_EXERCISE OBJECTIVE_. Each entry must be copied exactly, without omission.

_ENTRIES SUPPLIED_.
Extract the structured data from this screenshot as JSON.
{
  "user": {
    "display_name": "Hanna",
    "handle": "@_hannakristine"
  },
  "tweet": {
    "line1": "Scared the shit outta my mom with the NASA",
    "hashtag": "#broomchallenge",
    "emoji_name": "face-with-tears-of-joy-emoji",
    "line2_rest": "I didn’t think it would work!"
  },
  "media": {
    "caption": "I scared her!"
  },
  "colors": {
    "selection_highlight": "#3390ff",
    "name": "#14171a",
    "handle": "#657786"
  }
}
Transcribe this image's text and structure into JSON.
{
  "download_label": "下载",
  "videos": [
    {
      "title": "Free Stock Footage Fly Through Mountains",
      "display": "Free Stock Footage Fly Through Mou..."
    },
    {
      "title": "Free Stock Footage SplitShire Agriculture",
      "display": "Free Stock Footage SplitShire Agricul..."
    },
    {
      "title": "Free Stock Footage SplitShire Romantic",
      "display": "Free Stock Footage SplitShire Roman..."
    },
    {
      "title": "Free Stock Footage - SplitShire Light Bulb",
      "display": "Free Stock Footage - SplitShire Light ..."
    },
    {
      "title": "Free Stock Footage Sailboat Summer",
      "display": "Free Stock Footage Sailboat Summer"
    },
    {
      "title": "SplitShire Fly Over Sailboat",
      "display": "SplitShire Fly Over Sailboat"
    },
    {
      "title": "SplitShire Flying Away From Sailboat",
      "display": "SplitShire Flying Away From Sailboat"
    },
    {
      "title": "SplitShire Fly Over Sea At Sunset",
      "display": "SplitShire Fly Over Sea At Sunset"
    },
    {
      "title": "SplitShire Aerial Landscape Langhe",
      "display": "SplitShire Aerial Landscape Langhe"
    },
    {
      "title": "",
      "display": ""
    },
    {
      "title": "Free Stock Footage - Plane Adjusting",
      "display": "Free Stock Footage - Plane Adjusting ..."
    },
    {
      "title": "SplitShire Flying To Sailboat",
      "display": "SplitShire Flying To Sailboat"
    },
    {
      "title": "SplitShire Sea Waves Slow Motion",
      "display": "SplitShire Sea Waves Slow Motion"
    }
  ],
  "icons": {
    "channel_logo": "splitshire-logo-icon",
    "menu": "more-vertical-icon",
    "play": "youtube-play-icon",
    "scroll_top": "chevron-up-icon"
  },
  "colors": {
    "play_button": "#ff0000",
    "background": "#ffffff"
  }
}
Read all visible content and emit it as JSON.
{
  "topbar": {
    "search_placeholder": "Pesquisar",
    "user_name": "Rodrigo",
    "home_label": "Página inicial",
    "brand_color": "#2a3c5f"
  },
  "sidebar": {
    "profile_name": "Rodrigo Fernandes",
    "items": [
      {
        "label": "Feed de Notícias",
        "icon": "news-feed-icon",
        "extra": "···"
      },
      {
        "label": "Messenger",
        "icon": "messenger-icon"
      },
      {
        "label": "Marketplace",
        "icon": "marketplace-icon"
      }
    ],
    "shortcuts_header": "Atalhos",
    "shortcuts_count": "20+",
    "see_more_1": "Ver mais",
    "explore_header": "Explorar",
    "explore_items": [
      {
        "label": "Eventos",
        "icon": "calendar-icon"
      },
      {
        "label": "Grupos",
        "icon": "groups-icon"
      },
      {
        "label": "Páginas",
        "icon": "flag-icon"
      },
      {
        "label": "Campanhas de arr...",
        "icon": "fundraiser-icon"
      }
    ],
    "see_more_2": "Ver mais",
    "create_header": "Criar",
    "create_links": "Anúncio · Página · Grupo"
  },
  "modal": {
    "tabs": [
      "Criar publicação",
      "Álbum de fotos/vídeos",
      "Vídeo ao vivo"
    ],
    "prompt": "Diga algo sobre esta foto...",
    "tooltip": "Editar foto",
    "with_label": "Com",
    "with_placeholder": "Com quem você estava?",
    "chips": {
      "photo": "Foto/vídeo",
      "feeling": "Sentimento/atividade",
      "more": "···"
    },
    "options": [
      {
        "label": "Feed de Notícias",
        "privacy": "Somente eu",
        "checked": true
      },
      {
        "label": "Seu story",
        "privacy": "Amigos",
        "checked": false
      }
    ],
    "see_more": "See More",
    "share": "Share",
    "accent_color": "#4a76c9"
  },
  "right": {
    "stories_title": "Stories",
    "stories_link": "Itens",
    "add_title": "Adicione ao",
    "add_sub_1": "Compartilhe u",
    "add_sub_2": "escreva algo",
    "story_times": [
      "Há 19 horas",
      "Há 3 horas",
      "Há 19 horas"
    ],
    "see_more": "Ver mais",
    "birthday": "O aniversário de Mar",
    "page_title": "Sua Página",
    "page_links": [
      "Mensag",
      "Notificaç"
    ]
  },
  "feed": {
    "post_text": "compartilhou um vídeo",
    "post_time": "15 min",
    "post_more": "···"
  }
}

_RESPONSE TO THIS EXERCISE_.
Extract the structured data from this screenshot as JSON.
{
  "user": {
    "display_name": "Hanna",
    "handle": "@_hannakristine"
  },
  "tweet": {
    "line1": "Scared the shit outta my mom with the NASA",
    "hashtag": "#broomchallenge",
    "emoji_name": "face-with-tears-of-joy-emoji",
    "line2_rest": "I didn’t think it would work!"
  },
  "media": {
    "caption": "I scared her!"
  },
  "colors": {
    "selection_highlight": "#3390ff",
    "name": "#14171a",
    "handle": "#657786"
  }
}
Transcribe this image's text and structure into JSON.
{
  "download_label": "下载",
  "videos": [
    {
      "title": "Free Stock Footage Fly Through Mountains",
      "display": "Free Stock Footage Fly Through Mou..."
    },
    {
      "title": "Free Stock Footage SplitShire Agriculture",
      "display": "Free Stock Footage SplitShire Agricul..."
    },
    {
      "title": "Free Stock Footage SplitShire Romantic",
      "display": "Free Stock Footage SplitShire Roman..."
    },
    {
      "title": "Free Stock Footage - SplitShire Light Bulb",
      "display": "Free Stock Footage - SplitShire Light ..."
    },
    {
      "title": "Free Stock Footage Sailboat Summer",
      "display": "Free Stock Footage Sailboat Summer"
    },
    {
      "title": "SplitShire Fly Over Sailboat",
      "display": "SplitShire Fly Over Sailboat"
    },
    {
      "title": "SplitShire Flying Away From Sailboat",
      "display": "SplitShire Flying Away From Sailboat"
    },
    {
      "title": "SplitShire Fly Over Sea At Sunset",
      "display": "SplitShire Fly Over Sea At Sunset"
    },
    {
      "title": "SplitShire Aerial Landscape Langhe",
      "display": "SplitShire Aerial Landscape Langhe"
    },
    {
      "title": "",
      "display": ""
    },
    {
      "title": "Free Stock Footage - Plane Adjusting",
      "display": "Free Stock Footage - Plane Adjusting ..."
    },
    {
      "title": "SplitShire Flying To Sailboat",
      "display": "SplitShire Flying To Sailboat"
    },
    {
      "title": "SplitShire Sea Waves Slow Motion",
      "display": "SplitShire Sea Waves Slow Motion"
    }
  ],
  "icons": {
    "channel_logo": "splitshire-logo-icon",
    "menu": "more-vertical-icon",
    "play": "youtube-play-icon",
    "scroll_top": "chevron-up-icon"
  },
  "colors": {
    "play_button": "#ff0000",
    "background": "#ffffff"
  }
}
Read all visible content and emit it as JSON.
{
  "topbar": {
    "search_placeholder": "Pesquisar",
    "user_name": "Rodrigo",
    "home_label": "Página inicial",
    "brand_color": "#2a3c5f"
  },
  "sidebar": {
    "profile_name": "Rodrigo Fernandes",
    "items": [
      {
        "label": "Feed de Notícias",
        "icon": "news-feed-icon",
        "extra": "···"
      },
      {
        "label": "Messenger",
        "icon": "messenger-icon"
      },
      {
        "label": "Marketplace",
        "icon": "marketplace-icon"
      }
    ],
    "shortcuts_header": "Atalhos",
    "shortcuts_count": "20+",
    "see_more_1": "Ver mais",
    "explore_header": "Explorar",
    "explore_items": [
      {
        "label": "Eventos",
        "icon": "calendar-icon"
      },
      {
        "label": "Grupos",
        "icon": "groups-icon"
      },
      {
        "label": "Páginas",
        "icon": "flag-icon"
      },
      {
        "label": "Campanhas de arr...",
        "icon": "fundraiser-icon"
      }
    ],
    "see_more_2": "Ver mais",
    "create_header": "Criar",
    "create_links": "Anúncio · Página · Grupo"
  },
  "modal": {
    "tabs": [
      "Criar publicação",
      "Álbum de fotos/vídeos",
      "Vídeo ao vivo"
    ],
    "prompt": "Diga algo sobre esta foto...",
    "tooltip": "Editar foto",
    "with_label": "Com",
    "with_placeholder": "Com quem você estava?",
    "chips": {
      "photo": "Foto/vídeo",
      "feeling": "Sentimento/atividade",
      "more": "···"
    },
    "options": [
      {
        "label": "Feed de Notícias",
        "privacy": "Somente eu",
        "checked": true
      },
      {
        "label": "Seu story",
        "privacy": "Amigos",
        "checked": false
      }
    ],
    "see_more": "See More",
    "share": "Share",
    "accent_color": "#4a76c9"
  },
  "right": {
    "stories_title": "Stories",
    "stories_link": "Itens",
    "add_title": "Adicione ao",
    "add_sub_1": "Compartilhe u",
    "add_sub_2": "escreva algo",
    "story_times": [
      "Há 19 horas",
      "Há 3 horas",
      "Há 19 horas"
    ],
    "see_more": "Ver mais",
    "birthday": "O aniversário de Mar",
    "page_title": "Sua Página",
    "page_links": [
      "Mensag",
      "Notificaç"
    ]
  },
  "feed": {
    "post_text": "compartilhou um vídeo",
    "post_time": "15 min",
    "post_more": "···"
  }
}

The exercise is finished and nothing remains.